I’m in an agency owner’s slack channel where it’s common to ask questions about how to improve and grow businesses. I enjoy popping in every few days and joining in the conversation!
Last week, one question stopped me in my tracks. This agency owner asked:
“If anyone is willing to share, I’d like to know the cost range for a website that is around 20 pages. We are trying to figure out if we are overpriced or underpriced. Assume that there’s new content, design, and development. Thanks!”
Before you go on, I’d love to hear how YOU would answer this question! Hit reply and share your answer before you read on.
The most common answer she got back was, “It depends.”

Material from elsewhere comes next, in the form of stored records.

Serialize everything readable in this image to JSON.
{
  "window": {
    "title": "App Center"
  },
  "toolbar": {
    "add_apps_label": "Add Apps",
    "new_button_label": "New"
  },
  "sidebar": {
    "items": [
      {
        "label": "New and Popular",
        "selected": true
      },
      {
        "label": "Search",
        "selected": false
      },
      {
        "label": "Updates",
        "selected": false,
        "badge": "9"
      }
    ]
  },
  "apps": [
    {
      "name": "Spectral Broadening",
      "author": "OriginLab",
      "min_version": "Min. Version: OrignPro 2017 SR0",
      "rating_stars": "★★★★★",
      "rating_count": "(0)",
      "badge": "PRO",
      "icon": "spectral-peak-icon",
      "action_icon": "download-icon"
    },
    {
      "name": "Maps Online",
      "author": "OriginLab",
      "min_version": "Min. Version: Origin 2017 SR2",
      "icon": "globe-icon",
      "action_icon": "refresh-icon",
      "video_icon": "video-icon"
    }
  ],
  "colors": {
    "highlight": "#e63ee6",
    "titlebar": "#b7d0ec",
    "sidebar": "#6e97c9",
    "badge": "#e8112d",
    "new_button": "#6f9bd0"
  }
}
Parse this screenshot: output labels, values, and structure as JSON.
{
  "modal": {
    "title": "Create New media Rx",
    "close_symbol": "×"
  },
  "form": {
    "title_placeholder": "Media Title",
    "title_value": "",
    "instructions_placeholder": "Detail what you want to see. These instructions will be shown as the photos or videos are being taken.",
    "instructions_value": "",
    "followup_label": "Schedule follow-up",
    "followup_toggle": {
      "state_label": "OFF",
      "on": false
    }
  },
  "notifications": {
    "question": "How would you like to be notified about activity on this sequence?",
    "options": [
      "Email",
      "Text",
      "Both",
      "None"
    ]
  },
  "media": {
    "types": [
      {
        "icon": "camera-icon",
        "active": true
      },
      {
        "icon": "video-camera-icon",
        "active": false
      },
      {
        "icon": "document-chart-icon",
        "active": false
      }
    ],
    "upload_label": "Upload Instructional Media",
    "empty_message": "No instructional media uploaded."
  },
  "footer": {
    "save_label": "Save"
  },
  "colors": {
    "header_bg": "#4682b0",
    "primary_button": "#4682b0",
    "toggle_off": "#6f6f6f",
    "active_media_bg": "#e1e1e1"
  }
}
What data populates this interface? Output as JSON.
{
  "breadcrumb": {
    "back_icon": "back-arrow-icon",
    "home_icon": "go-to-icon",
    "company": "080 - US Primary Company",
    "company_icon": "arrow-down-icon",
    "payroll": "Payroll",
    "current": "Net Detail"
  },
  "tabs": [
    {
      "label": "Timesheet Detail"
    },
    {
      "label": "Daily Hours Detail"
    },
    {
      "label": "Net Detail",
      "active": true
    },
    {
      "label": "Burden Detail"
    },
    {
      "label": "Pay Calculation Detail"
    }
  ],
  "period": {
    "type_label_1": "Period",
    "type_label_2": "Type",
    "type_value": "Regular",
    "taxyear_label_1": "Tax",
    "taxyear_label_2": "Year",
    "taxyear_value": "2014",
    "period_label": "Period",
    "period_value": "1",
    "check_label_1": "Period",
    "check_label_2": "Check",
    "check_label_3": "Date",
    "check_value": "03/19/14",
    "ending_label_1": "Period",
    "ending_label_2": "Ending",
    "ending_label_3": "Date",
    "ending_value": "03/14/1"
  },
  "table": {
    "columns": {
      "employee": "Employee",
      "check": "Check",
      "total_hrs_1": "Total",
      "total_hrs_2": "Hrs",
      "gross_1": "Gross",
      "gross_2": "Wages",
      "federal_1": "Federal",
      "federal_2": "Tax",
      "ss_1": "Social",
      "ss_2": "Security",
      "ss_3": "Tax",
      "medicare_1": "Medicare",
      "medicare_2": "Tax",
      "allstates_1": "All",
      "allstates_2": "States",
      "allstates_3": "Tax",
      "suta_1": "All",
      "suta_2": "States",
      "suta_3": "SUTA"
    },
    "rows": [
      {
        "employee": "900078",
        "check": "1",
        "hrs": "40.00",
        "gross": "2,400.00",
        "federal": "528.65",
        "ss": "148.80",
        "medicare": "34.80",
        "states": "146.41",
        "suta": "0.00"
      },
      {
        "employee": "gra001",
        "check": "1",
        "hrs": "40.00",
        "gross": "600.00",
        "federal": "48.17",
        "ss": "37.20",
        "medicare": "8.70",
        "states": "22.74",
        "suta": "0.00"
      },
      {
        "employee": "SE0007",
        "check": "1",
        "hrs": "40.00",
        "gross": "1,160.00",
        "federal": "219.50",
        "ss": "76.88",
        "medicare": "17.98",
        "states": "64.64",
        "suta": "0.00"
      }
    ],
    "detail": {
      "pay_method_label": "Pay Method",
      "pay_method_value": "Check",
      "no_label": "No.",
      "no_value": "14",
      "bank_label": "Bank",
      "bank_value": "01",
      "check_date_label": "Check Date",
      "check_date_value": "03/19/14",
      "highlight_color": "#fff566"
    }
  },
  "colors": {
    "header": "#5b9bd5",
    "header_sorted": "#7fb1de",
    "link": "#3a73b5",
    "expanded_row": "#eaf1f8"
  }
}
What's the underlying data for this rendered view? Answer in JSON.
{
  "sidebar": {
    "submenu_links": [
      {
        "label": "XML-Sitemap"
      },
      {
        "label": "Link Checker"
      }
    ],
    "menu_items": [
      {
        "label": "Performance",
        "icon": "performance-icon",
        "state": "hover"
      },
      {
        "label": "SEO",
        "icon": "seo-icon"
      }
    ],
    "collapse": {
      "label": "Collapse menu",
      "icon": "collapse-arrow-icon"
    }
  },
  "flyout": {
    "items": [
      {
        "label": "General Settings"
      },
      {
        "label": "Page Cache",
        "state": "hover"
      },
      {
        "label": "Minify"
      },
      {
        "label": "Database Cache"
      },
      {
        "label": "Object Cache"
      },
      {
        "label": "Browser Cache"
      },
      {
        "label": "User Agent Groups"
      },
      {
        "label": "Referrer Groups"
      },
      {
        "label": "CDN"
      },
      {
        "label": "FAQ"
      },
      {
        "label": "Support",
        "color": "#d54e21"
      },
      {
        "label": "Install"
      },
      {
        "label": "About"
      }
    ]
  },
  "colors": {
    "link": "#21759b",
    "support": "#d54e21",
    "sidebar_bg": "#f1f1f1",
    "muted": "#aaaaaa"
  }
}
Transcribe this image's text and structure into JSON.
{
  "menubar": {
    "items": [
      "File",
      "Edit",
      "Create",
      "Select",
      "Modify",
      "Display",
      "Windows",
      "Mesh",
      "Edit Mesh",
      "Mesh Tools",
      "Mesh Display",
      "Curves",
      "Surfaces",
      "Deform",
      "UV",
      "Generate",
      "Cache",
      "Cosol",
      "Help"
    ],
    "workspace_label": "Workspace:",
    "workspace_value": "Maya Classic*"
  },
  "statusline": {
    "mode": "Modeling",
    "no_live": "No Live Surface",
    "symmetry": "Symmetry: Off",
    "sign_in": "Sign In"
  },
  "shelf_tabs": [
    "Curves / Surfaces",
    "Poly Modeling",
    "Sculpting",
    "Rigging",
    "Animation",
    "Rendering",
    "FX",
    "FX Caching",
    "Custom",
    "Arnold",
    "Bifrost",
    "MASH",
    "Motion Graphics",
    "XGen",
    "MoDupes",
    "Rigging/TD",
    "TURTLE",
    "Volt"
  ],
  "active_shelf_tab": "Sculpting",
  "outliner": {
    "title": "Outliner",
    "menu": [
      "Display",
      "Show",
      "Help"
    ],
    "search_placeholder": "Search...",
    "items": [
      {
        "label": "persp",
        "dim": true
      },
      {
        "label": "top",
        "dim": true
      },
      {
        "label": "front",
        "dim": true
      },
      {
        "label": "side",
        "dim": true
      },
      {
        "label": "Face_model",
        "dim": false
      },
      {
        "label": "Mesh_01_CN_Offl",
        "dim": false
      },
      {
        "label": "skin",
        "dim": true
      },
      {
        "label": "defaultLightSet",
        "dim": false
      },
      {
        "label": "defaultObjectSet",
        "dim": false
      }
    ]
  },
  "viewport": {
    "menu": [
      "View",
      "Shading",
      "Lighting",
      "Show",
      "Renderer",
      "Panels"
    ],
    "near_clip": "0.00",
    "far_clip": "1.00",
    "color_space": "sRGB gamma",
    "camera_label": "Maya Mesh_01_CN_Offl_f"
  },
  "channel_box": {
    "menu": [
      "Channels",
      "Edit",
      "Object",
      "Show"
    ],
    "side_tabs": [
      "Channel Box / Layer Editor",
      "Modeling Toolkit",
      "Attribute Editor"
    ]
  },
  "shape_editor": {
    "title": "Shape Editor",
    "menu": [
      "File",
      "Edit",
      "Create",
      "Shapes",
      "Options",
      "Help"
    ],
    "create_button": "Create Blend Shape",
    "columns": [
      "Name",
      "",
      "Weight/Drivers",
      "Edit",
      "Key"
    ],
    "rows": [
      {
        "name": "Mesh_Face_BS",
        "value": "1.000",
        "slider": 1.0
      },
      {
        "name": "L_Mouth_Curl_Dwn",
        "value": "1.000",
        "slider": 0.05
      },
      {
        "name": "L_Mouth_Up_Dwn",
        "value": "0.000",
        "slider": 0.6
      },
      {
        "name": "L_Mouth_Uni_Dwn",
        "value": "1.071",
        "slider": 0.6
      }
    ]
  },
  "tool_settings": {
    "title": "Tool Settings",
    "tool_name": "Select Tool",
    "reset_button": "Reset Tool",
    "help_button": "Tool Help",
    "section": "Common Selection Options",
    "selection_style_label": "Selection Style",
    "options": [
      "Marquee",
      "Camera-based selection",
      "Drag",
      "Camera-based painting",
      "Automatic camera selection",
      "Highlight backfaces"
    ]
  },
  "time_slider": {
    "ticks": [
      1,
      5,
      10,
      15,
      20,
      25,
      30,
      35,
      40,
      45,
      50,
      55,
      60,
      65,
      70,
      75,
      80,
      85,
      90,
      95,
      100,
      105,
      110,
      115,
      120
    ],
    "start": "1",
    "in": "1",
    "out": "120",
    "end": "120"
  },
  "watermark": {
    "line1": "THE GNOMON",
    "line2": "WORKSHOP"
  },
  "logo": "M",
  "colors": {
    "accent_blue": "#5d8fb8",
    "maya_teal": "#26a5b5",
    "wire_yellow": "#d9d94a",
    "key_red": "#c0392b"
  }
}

Several people pointed out that we needed more information. What are the customer’s goals? Is SEO ranking a factor? Are there integrations with 3rd party systems?
Then the numbers that she got back blew my mind. One person said $350! Another person said, “$15-$20k for a WordPress site built off an existing theme to around $50-$80k for a custom site with photography, graphics, etc.” While a third mentioned a site, they built for a major shoe company that was over $500K.
What’s my work worth?
This agency owner had an assumption that building a website has intrinsic worth, but she’s dead wrong.
The only person who can judge the value of that website is the customer who’s buying it!
You might do the same work and build similar websites, one for a local coffee shop and the other for a leading software company promoting an event for their customers. The time, effort, and expertise you put into each site might be very similar. Do you think the coffee shop and the software company would want to pay the same?
The software company has more to gain (or lose) from a successful project; they need confidence that you can build a competent website and deliver it on time, bug-free, and with a terrific user experience. If you fail at those things, the buyer might lose their job!
Satisfying those factors may increase your costs (maybe you add a dedicated PM or bring in a UX designer), or it may not. That’s not the point.
The value of your work cannot be measured outside of the customer’s context. In other words, you don’t price the project; you price the customer.”